Exercise requirements.
If a line below contains "JSON", count it; then state how many such lines there are, and nothing else.
----- Data excerpts -----
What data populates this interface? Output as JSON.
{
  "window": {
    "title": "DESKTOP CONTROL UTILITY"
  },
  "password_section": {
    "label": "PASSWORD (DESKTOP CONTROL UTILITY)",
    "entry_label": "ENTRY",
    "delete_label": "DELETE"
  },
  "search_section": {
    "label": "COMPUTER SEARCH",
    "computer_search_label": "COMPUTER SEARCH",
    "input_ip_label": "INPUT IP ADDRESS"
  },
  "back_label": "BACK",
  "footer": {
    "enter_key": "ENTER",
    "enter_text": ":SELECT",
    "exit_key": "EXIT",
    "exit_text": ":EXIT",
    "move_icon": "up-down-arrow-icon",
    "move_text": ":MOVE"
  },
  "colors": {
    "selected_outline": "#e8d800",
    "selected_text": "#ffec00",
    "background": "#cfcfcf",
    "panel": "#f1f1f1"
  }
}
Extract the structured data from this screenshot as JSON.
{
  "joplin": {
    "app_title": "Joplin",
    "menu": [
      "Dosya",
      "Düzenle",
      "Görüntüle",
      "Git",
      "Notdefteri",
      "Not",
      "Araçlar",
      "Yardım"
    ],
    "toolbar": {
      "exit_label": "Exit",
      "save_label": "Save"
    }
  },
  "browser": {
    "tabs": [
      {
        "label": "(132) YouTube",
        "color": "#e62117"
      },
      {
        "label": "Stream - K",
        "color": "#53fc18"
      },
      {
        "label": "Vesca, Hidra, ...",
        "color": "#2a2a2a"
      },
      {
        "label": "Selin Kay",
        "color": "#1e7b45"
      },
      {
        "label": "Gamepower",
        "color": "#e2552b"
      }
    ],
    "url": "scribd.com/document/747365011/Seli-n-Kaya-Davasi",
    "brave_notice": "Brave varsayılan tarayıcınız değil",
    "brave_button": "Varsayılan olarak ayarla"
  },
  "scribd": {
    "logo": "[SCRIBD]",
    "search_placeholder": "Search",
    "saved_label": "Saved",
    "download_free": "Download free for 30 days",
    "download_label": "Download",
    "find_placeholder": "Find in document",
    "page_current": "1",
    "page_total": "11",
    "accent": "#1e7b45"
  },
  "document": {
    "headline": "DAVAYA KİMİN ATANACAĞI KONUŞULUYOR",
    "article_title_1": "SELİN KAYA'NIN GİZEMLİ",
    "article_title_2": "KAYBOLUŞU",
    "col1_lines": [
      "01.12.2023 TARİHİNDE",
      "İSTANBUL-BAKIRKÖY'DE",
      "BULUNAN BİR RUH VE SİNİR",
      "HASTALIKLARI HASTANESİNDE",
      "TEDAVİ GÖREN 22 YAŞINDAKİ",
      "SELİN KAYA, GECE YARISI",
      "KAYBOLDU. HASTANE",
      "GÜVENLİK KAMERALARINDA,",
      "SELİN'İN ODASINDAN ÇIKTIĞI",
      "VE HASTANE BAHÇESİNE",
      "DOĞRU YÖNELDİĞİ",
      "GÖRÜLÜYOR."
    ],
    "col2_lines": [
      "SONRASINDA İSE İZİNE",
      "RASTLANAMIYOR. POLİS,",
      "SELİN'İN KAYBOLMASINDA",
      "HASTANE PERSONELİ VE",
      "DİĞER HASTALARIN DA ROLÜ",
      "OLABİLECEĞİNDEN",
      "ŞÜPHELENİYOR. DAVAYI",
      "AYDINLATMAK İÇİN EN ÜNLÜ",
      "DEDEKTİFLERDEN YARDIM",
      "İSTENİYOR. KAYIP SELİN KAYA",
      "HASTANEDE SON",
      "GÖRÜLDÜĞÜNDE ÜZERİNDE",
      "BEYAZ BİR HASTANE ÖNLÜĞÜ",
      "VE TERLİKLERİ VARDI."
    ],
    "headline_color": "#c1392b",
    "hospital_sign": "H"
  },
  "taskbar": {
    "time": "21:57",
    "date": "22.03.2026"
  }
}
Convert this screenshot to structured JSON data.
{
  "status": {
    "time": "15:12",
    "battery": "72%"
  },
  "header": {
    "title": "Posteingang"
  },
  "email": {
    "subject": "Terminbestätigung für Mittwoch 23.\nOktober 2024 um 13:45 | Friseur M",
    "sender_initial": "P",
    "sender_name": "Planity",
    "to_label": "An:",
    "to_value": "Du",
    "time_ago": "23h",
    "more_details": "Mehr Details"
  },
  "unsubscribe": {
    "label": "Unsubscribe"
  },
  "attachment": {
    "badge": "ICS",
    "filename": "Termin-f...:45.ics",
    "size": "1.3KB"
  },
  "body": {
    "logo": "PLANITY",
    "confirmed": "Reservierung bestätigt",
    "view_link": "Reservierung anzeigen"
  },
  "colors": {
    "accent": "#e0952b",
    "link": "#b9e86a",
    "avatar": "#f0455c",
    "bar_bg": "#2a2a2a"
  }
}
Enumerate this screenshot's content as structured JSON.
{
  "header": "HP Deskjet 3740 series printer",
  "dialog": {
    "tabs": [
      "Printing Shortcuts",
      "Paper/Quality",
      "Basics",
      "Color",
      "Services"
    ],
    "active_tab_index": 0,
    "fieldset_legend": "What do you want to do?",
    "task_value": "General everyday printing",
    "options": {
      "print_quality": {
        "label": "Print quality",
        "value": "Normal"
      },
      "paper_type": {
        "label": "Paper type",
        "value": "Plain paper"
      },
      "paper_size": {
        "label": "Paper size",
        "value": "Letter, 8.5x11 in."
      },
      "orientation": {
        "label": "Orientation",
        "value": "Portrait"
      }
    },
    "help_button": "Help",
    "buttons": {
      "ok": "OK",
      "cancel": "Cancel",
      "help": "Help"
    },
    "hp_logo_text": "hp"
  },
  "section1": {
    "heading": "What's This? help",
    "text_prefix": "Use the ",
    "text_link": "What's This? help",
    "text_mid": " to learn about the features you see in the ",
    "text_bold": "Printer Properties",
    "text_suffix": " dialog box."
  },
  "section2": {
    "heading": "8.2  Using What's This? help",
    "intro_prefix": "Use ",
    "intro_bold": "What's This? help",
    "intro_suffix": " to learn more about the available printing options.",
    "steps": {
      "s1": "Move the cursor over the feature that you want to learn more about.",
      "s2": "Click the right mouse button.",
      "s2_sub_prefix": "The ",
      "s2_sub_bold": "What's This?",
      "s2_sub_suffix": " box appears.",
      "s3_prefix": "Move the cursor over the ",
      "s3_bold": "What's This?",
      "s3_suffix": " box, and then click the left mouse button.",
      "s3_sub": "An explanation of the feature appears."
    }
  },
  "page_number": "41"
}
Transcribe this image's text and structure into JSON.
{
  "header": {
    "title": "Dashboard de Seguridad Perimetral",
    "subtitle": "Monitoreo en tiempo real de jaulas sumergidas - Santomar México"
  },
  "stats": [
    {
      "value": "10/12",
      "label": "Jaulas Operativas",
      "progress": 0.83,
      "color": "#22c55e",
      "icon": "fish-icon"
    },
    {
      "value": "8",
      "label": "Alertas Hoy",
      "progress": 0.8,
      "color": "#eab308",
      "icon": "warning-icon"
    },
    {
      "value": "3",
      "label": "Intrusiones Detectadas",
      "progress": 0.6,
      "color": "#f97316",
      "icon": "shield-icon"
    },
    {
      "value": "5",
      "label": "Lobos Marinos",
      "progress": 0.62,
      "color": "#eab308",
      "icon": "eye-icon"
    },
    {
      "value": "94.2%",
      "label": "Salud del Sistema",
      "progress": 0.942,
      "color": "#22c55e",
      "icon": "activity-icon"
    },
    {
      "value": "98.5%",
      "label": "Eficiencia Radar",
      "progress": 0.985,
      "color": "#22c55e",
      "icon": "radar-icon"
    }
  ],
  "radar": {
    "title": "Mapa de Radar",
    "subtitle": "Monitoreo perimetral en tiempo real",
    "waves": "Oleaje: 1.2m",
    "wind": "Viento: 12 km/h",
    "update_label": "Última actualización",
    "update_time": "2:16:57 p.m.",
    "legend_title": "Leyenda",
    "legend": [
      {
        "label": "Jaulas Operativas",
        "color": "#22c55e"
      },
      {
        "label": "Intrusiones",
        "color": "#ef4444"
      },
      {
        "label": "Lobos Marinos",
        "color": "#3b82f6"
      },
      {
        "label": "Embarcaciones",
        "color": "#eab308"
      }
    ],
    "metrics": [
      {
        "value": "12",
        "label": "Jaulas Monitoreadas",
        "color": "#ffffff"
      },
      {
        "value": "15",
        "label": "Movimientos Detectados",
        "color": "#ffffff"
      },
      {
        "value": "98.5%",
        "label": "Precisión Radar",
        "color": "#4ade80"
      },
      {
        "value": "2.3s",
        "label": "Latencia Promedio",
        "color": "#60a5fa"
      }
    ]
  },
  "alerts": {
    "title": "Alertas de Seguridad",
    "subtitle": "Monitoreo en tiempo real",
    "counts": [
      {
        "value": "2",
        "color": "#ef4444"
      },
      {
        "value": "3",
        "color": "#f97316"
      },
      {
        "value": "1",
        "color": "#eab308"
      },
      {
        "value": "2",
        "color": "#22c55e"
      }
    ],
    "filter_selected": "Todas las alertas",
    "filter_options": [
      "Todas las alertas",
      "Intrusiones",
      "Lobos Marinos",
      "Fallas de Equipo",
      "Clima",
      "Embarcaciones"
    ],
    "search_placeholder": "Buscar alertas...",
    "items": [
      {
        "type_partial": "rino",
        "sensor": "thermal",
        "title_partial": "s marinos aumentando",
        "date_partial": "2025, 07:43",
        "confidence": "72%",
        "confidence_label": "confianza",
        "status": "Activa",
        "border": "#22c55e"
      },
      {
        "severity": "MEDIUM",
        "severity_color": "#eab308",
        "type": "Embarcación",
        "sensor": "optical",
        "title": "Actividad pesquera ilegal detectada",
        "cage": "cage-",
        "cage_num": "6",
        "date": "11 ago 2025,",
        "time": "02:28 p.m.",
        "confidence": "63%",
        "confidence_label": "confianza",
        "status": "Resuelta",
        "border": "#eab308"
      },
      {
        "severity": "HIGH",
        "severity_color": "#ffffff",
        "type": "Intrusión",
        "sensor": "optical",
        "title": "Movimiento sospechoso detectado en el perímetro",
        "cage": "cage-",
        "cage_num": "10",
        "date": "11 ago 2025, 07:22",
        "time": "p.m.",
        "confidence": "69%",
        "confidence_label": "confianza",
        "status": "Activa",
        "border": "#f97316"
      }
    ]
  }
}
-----
Response to the task.
5